With pressure up front, it is freeing up the back seven to make plays on the ball. The Bears recorded another four-takeaway game, their second in as many weeks. The secondary is stepping up and capitalizing off opportunities presented to them — although Jaylon Johnson missed yet another chance at a Pick 6, something that Ryan Poles and the Bears surely will bring up to him during contract negotiations.

All in all, just a fantastic performance by the defense. And if the Bears want to pick up a few more wins in the home stretch of this season, they’ll need that same toughness and opportunistic playmaking to lead them along the way.

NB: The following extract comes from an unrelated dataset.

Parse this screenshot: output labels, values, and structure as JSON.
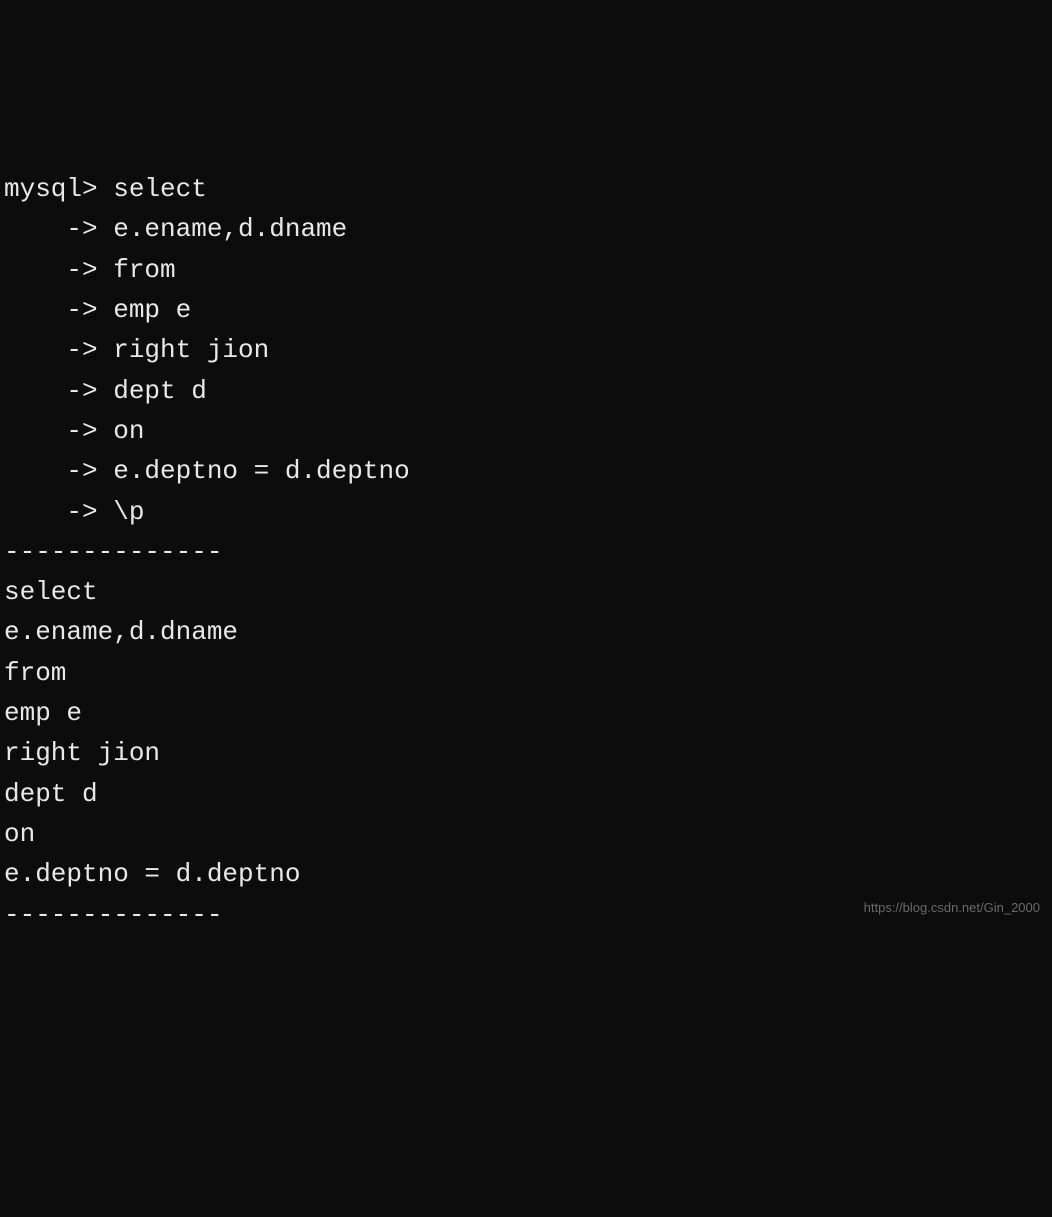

The Bears now head into the bye with a 4-8 record. When they return, they’ll have a chance at revenge against the Lions. The Bears legitimately have a shot at going 3-2 down the stretch (with an obvious caveat that they could just as easily lose all five remaining contests).

They have home games against the Cardinals and Falcons, which are certainly winnable games. The Falcons are tied with the Saints atop a bad NFC South and are certainly beatable. Aside from those two games, the Bears have a tough road matchup with the Browns, who don’t have Deshaun Watson at quarterback and are 7-4 on the season. The Bears finish the season with a chance at revenge on the Packers.

The chance at a feel-good end to this rocky season — as well as a chance for Matt Eberflus to keep his job — could hinge on those two division games remaining. Eberflus finally recorded his first division victory in two seasons after besting the Vikings; if he can lead the team to two division victories to close out the season, and if the defense keeps playing the way it has been lately, the Bears front office will have an awfully difficult decision to make on whether to retain its head coach for a third season — whether the fans think it’s a tough choice or not.

Buckle up, because the last five games could be a wild ride.

Former high school and college kicker. Lifelong Chicago Bears fan. I've been writing about the navy blue and burnt orange since 2007. You can follow on Twitter, like it on Facebook, or email me.